The shirt was the star lot of Heritage Auctions’ Ethnographic, American Indian, Pre-Columbian & Tribal Art Signature Auction, which achieved a total of more than half a million dollars.
Dating from the 1890s, the shirt was tailored in typical Plains fashion by the Sioux tribe, and was decorated with beaded shoulder and sleeve strips, tie laces made from animal hide, and a geometric design which even included small woven American Stars and Stripes flags.
The edges of the shirt were fringed with long strands of human hair, in a tradition which originally began as a symbol of each individual warrior’s bravery and skill.
"In theory, at least, a lock of hair was added for each recognized war deed, such as counting coup on an enemy, capturing a horse, taking prisoners, getting wounds, saving the life of a friend, etc., but eventually the fringed shirt became simply the conventional regalia of the four grand councilors and finally a style of dress for anyone," said Delia Sullivan, Director of American Indian Art at Heritage.
Having survived in remarkable condition for more than a century, the war shirt was snapped up by a collector for $32,500.

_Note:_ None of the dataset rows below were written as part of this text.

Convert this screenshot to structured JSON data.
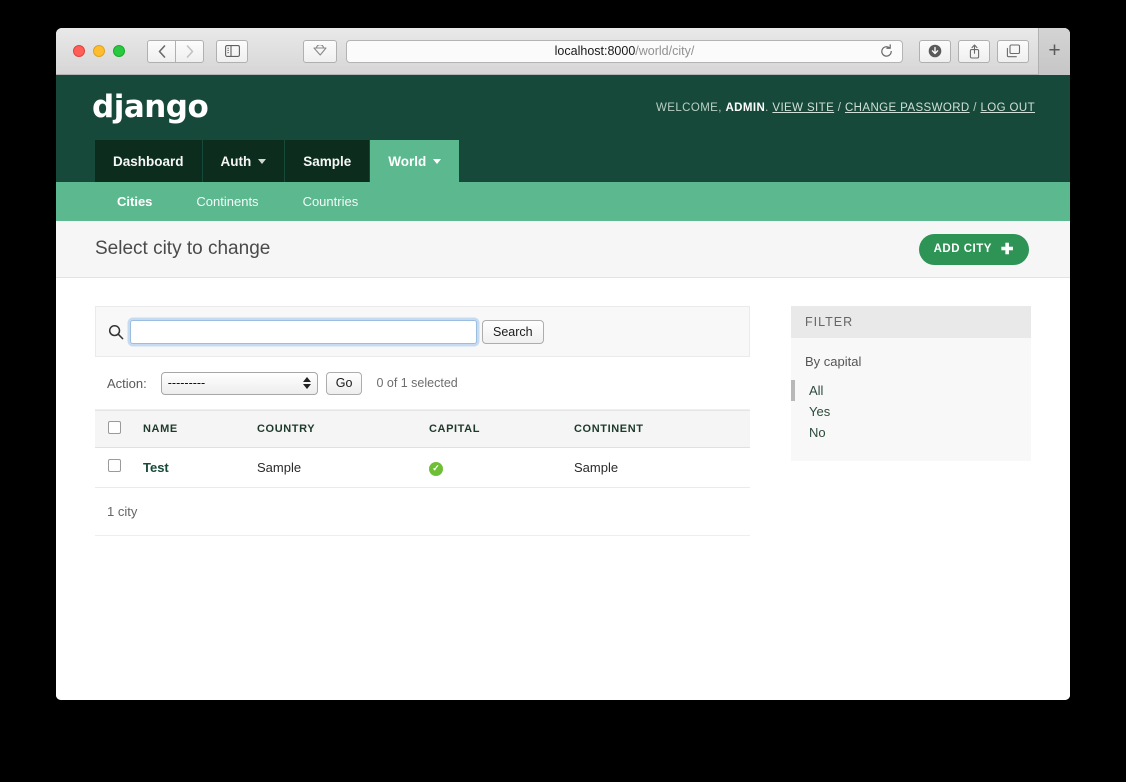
{
  "browser": {
    "url_host": "localhost:8000",
    "url_path": "/world/city/",
    "reload_icon": "reload-icon",
    "back_icon": "back-chevron-icon",
    "forward_icon": "forward-chevron-icon",
    "sidebar_icon": "sidebar-toggle-icon",
    "cloud_icon": "icloud-tabs-icon",
    "downloads_icon": "downloads-icon",
    "share_icon": "share-icon",
    "tabs_icon": "show-tabs-icon",
    "newtab_label": "+"
  },
  "header": {
    "logo": "django",
    "welcome_prefix": "WELCOME,",
    "username": "ADMIN",
    "period": ".",
    "links": [
      {
        "label": "VIEW SITE"
      },
      {
        "label": "CHANGE PASSWORD"
      },
      {
        "label": "LOG OUT"
      }
    ],
    "separator": "/"
  },
  "module_nav": [
    {
      "label": "Dashboard",
      "has_caret": false,
      "active": false
    },
    {
      "label": "Auth",
      "has_caret": true,
      "active": false
    },
    {
      "label": "Sample",
      "has_caret": false,
      "active": false
    },
    {
      "label": "World",
      "has_caret": true,
      "active": true
    }
  ],
  "sub_nav": [
    {
      "label": "Cities",
      "active": true
    },
    {
      "label": "Continents",
      "active": false
    },
    {
      "label": "Countries",
      "active": false
    }
  ],
  "title_bar": {
    "title": "Select city to change",
    "add_button": "ADD CITY",
    "add_icon": "plus-icon"
  },
  "search": {
    "icon": "search-icon",
    "value": "",
    "placeholder": "",
    "submit_label": "Search"
  },
  "actions": {
    "label": "Action:",
    "selected_option": "---------",
    "options": [
      "---------"
    ],
    "go_label": "Go",
    "counter": "0 of 1 selected"
  },
  "table": {
    "columns": [
      "NAME",
      "COUNTRY",
      "CAPITAL",
      "CONTINENT"
    ],
    "rows": [
      {
        "name": "Test",
        "country": "Sample",
        "capital": "yes",
        "continent": "Sample"
      }
    ],
    "paginator": "1 city"
  },
  "filter": {
    "heading": "FILTER",
    "groups": [
      {
        "title": "By capital",
        "options": [
          {
            "label": "All",
            "selected": true
          },
          {
            "label": "Yes",
            "selected": false
          },
          {
            "label": "No",
            "selected": false
          }
        ]
      }
    ]
  },
  "colors": {
    "django_dark_green": "#17493a",
    "django_nav_dark": "#0c2d1e",
    "django_accent_green": "#5cb88f",
    "add_button_green": "#2e9456",
    "bool_yes_green": "#6fbf36"
  }
}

It was one of numerous important Native American artefacts crossing the block in Dallas. Further highlights included A San Ildefonso Polychrome Jar circa 1890, which sold for $13,750; a late 19th century Plateau beaded hide cradleboard, which sold for $8,125; and a pair of Plateau beaded hide moccasins which realized $5,500.
There were also strong sales for modern works, such as a Santa Clara Blackware jar by Nancy Youngblood, circa 2003, which sold for $5,500, and a Hopi Buffware Jar by Al Qoyawayma, made circa 1992, which sold for $6,250.
"American Indian art is one of those categories that appeals to a wide array of collectors," said Sullivan.
"One of the great things about this auction was that, with the beaded hide items, the jars and bowls, rugs and baskets, collectors were able to find a variety of extraordinary American Indian pieces to add to their collections."